He often volunteered at the library in Ogden and told stories galore. That alone would mean his impact would be in the thousands. Some people bring up his love for films. While teaching at Weber High School, he developed a club consisting of “Film Appreciation” students. He was always drawn to the classics and always preferred the original pieces rather than any kind of remake.

I wished I lived closer to Ogden so I could have experienced Bill’s performances more. He did many ParticiPlays at the Treehouse Museum, which is known for families to “step into a story” through hands-on displays and toys as well as the regular storytelling performances. When it came Christmas time, he often portrayed Santa there. However, some kids knew his voice so well at the library from his storytimes that many parents had to have ready-and-quick answers if there was any doubt with whose lap they sat upon.

Bill was as jolly as Santa, and someone we will love always.

Do you know a Story Artist who has passed on and want others to remember them? Memories? Pictures? You can submit names and memories of Story Artists who have passed on through our online form. 

I appreciate Bill for the influence of yesterday, today, and forever in storytelling and his way of being youthful and wise at the same time.
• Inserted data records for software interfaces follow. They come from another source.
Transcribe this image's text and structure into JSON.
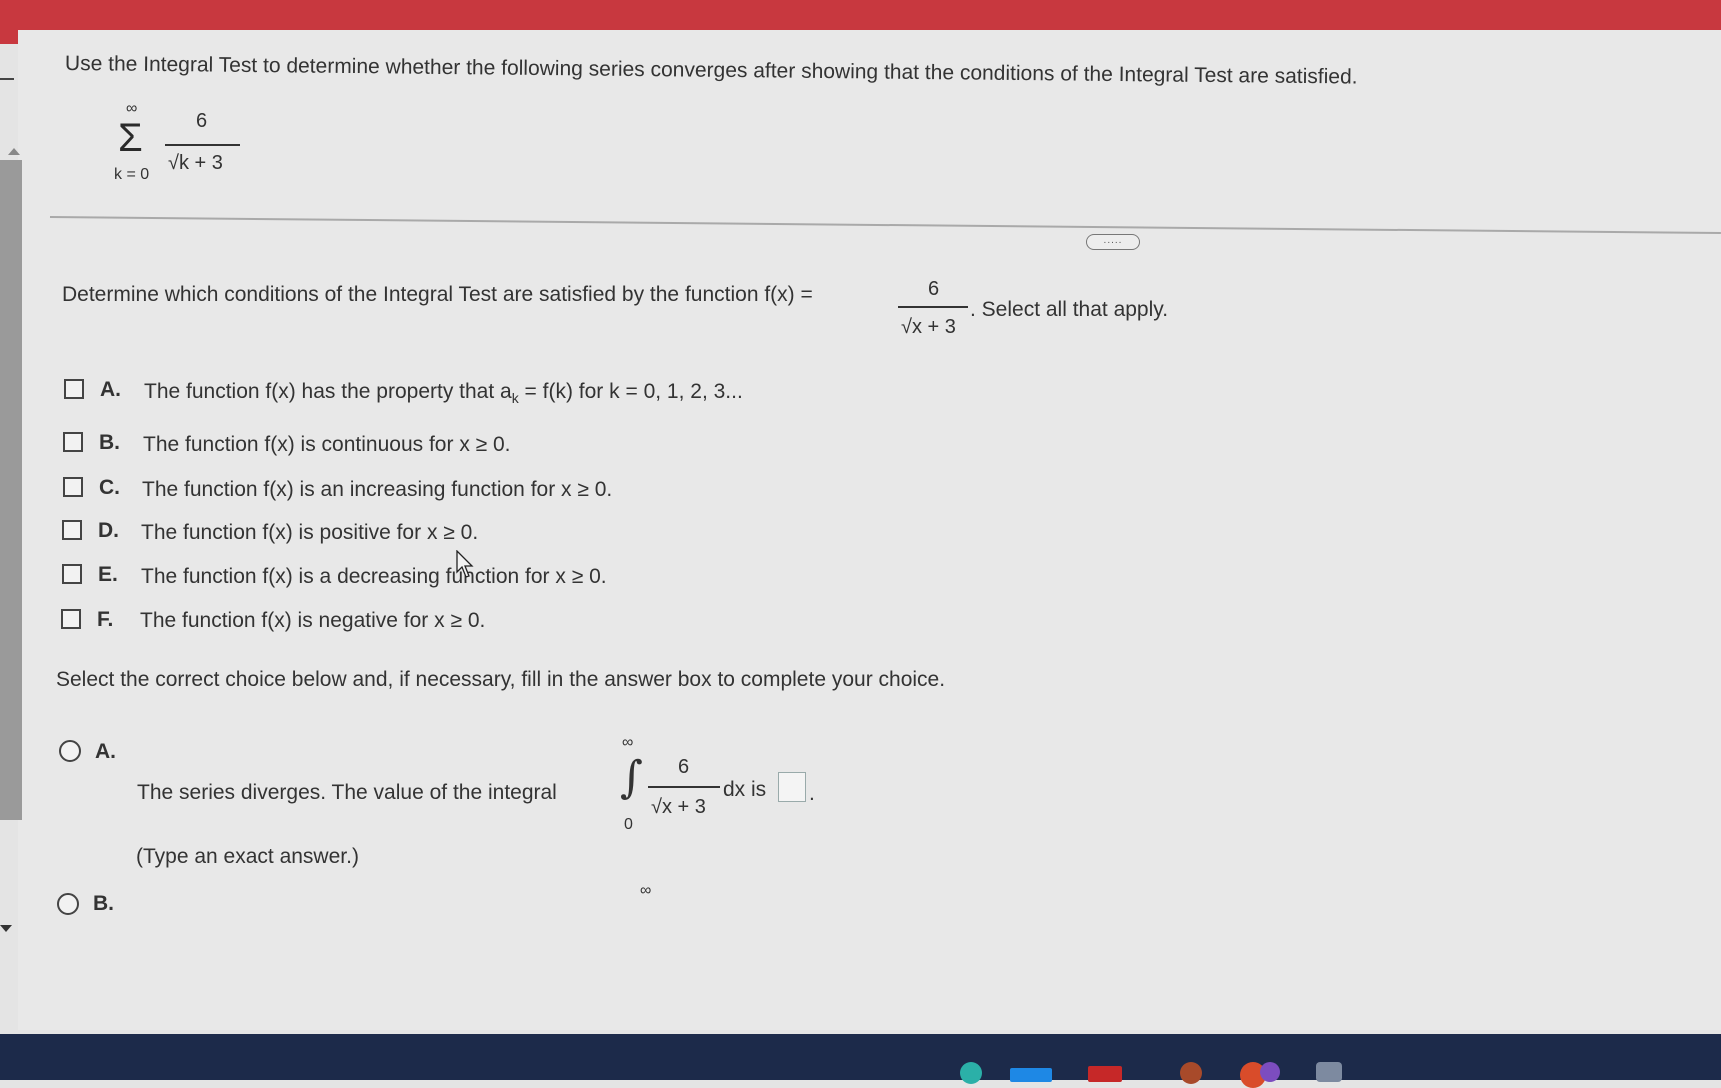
{
  "question": {
    "prompt": "Use the Integral Test to determine whether the following series converges after showing that the conditions of the Integral Test are satisfied.",
    "series": {
      "upper": "∞",
      "lower": "k = 0",
      "numerator": "6",
      "denominator": "√k + 3"
    }
  },
  "more_button": {
    "label": "....."
  },
  "part1": {
    "prompt_before": "Determine which conditions of the Integral Test are satisfied by the function f(x) =",
    "fraction_numerator": "6",
    "fraction_denominator": "√x + 3",
    "prompt_after": ". Select all that apply.",
    "options": [
      {
        "letter": "A.",
        "text": "The function f(x) has the property that a",
        "subscript": "k",
        "text_after": " = f(k) for k = 0, 1, 2, 3..."
      },
      {
        "letter": "B.",
        "text": "The function f(x) is continuous for x ≥ 0."
      },
      {
        "letter": "C.",
        "text": "The function f(x) is an increasing function for x ≥ 0."
      },
      {
        "letter": "D.",
        "text": "The function f(x) is positive for x ≥ 0."
      },
      {
        "letter": "E.",
        "text": "The function f(x) is a decreasing function for x ≥ 0."
      },
      {
        "letter": "F.",
        "text": "The function f(x) is negative for x ≥ 0."
      }
    ]
  },
  "part2": {
    "prompt": "Select the correct choice below and, if necessary, fill in the answer box to complete your choice.",
    "choiceA": {
      "letter": "A.",
      "text": "The series diverges. The value of the integral",
      "upper": "∞",
      "lower": "0",
      "numerator": "6",
      "denominator": "√x + 3",
      "after": "dx is",
      "period": ".",
      "hint": "(Type an exact answer.)"
    },
    "choiceB": {
      "letter": "B.",
      "upper": "∞"
    }
  }
}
Thank you, Bill.

Bill still has a story.  You have a story.  We all have stories.